%%
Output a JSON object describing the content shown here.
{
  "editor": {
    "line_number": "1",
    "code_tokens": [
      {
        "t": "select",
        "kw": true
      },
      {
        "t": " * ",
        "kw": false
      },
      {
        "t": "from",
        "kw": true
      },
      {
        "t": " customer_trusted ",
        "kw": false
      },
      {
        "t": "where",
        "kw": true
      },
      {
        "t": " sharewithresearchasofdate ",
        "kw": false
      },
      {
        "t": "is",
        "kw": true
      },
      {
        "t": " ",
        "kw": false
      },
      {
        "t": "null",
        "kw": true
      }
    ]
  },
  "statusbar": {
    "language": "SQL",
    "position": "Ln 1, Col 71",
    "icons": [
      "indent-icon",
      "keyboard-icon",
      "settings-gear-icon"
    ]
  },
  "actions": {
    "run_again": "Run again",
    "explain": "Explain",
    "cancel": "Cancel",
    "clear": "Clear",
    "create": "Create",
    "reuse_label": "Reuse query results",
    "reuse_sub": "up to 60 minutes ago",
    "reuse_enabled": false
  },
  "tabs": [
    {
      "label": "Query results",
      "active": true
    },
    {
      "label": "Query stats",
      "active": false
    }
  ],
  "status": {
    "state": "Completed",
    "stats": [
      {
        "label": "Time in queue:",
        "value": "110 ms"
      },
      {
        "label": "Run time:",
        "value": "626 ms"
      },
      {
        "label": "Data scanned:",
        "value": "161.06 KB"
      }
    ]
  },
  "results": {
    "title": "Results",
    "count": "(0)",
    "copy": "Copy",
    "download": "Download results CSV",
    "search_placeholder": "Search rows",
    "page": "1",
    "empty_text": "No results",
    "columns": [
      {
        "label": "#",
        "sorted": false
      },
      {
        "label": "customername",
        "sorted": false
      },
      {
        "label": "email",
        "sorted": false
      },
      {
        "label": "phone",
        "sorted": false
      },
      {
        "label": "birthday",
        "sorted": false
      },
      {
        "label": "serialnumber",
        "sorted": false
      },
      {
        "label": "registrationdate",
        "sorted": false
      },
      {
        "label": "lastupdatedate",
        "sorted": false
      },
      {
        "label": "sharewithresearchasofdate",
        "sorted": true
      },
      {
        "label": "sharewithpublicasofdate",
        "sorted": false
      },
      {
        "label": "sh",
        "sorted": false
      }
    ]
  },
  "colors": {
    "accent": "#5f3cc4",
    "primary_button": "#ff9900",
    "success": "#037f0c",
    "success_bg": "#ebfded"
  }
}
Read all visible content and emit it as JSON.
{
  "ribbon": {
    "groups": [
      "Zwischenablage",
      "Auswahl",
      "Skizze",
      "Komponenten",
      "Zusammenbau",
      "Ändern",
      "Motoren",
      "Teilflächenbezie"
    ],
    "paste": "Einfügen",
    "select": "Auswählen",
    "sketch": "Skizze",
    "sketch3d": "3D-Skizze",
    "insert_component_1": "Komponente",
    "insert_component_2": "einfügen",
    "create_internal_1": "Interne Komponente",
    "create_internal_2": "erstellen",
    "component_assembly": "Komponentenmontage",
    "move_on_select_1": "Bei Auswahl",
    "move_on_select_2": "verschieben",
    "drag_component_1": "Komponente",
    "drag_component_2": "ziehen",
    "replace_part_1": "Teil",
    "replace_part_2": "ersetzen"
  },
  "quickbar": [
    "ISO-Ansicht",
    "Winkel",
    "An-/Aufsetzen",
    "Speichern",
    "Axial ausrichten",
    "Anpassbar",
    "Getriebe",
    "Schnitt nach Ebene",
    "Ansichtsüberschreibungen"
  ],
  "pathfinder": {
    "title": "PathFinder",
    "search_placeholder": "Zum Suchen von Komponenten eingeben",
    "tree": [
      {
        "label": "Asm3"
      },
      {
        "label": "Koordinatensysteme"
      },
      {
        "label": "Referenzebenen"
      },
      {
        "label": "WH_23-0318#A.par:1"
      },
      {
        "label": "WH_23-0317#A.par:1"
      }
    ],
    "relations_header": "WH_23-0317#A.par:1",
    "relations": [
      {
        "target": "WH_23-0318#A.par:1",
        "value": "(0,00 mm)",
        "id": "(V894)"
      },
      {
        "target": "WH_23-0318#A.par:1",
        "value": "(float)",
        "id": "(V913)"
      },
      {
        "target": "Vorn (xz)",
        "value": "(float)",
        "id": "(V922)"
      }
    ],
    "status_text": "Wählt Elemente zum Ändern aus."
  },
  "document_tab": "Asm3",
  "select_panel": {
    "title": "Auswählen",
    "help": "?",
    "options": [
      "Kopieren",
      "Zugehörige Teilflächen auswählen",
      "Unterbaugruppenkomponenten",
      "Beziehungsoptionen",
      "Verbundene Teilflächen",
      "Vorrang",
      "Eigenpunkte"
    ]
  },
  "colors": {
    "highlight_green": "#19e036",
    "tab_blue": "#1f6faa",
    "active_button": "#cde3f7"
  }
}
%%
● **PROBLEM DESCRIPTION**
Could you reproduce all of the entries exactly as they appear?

● **YOUR SOLUTION**
Output a JSON object describing the content shown here.
{
  "editor": {
    "line_number": "1",
    "code_tokens": [
      {
        "t": "select",
        "kw": true
      },
      {
        "t": " * ",
        "kw": false
      },
      {
        "t": "from",
        "kw": true
      },
      {
        "t": " customer_trusted ",
        "kw": false
      },
      {
        "t": "where",
        "kw": true
      },
      {
        "t": " sharewithresearchasofdate ",
        "kw": false
      },
      {
        "t": "is",
        "kw": true
      },
      {
        "t": " ",
        "kw": false
      },
      {
        "t": "null",
        "kw": true
      }
    ]
  },
  "statusbar": {
    "language": "SQL",
    "position": "Ln 1, Col 71",
    "icons": [
      "indent-icon",
      "keyboard-icon",
      "settings-gear-icon"
    ]
  },
  "actions": {
    "run_again": "Run again",
    "explain": "Explain",
    "cancel": "Cancel",
    "clear": "Clear",
    "create": "Create",
    "reuse_label": "Reuse query results",
    "reuse_sub": "up to 60 minutes ago",
    "reuse_enabled": false
  },
  "tabs": [
    {
      "label": "Query results",
      "active": true
    },
    {
      "label": "Query stats",
      "active": false
    }
  ],
  "status": {
    "state": "Completed",
    "stats": [
      {
        "label": "Time in queue:",
        "value": "110 ms"
      },
      {
        "label": "Run time:",
        "value": "626 ms"
      },
      {
        "label": "Data scanned:",
        "value": "161.06 KB"
      }
    ]
  },
  "results": {
    "title": "Results",
    "count": "(0)",
    "copy": "Copy",
    "download": "Download results CSV",
    "search_placeholder": "Search rows",
    "page": "1",
    "empty_text": "No results",
    "columns": [
      {
        "label": "#",
        "sorted": false
      },
      {
        "label": "customername",
        "sorted": false
      },
      {
        "label": "email",
        "sorted": false
      },
      {
        "label": "phone",
        "sorted": false
      },
      {
        "label": "birthday",
        "sorted": false
      },
      {
        "label": "serialnumber",
        "sorted": false
      },
      {
        "label": "registrationdate",
        "sorted": false
      },
      {
        "label": "lastupdatedate",
        "sorted": false
      },
      {
        "label": "sharewithresearchasofdate",
        "sorted": true
      },
      {
        "label": "sharewithpublicasofdate",
        "sorted": false
      },
      {
        "label": "sh",
        "sorted": false
      }
    ]
  },
  "colors": {
    "accent": "#5f3cc4",
    "primary_button": "#ff9900",
    "success": "#037f0c",
    "success_bg": "#ebfded"
  }
}
Read all visible content and emit it as JSON.
{
  "ribbon": {
    "groups": [
      "Zwischenablage",
      "Auswahl",
      "Skizze",
      "Komponenten",
      "Zusammenbau",
      "Ändern",
      "Motoren",
      "Teilflächenbezie"
    ],
    "paste": "Einfügen",
    "select": "Auswählen",
    "sketch": "Skizze",
    "sketch3d": "3D-Skizze",
    "insert_component_1": "Komponente",
    "insert_component_2": "einfügen",
    "create_internal_1": "Interne Komponente",
    "create_internal_2": "erstellen",
    "component_assembly": "Komponentenmontage",
    "move_on_select_1": "Bei Auswahl",
    "move_on_select_2": "verschieben",
    "drag_component_1": "Komponente",
    "drag_component_2": "ziehen",
    "replace_part_1": "Teil",
    "replace_part_2": "ersetzen"
  },
  "quickbar": [
    "ISO-Ansicht",
    "Winkel",
    "An-/Aufsetzen",
    "Speichern",
    "Axial ausrichten",
    "Anpassbar",
    "Getriebe",
    "Schnitt nach Ebene",
    "Ansichtsüberschreibungen"
  ],
  "pathfinder": {
    "title": "PathFinder",
    "search_placeholder": "Zum Suchen von Komponenten eingeben",
    "tree": [
      {
        "label": "Asm3"
      },
      {
        "label": "Koordinatensysteme"
      },
      {
        "label": "Referenzebenen"
      },
      {
        "label": "WH_23-0318#A.par:1"
      },
      {
        "label": "WH_23-0317#A.par:1"
      }
    ],
    "relations_header": "WH_23-0317#A.par:1",
    "relations": [
      {
        "target": "WH_23-0318#A.par:1",
        "value": "(0,00 mm)",
        "id": "(V894)"
      },
      {
        "target": "WH_23-0318#A.par:1",
        "value": "(float)",
        "id": "(V913)"
      },
      {
        "target": "Vorn (xz)",
        "value": "(float)",
        "id": "(V922)"
      }
    ],
    "status_text": "Wählt Elemente zum Ändern aus."
  },
  "document_tab": "Asm3",
  "select_panel": {
    "title": "Auswählen",
    "help": "?",
    "options": [
      "Kopieren",
      "Zugehörige Teilflächen auswählen",
      "Unterbaugruppenkomponenten",
      "Beziehungsoptionen",
      "Verbundene Teilflächen",
      "Vorrang",
      "Eigenpunkte"
    ]
  },
  "colors": {
    "highlight_green": "#19e036",
    "tab_blue": "#1f6faa",
    "active_button": "#cde3f7"
  }
}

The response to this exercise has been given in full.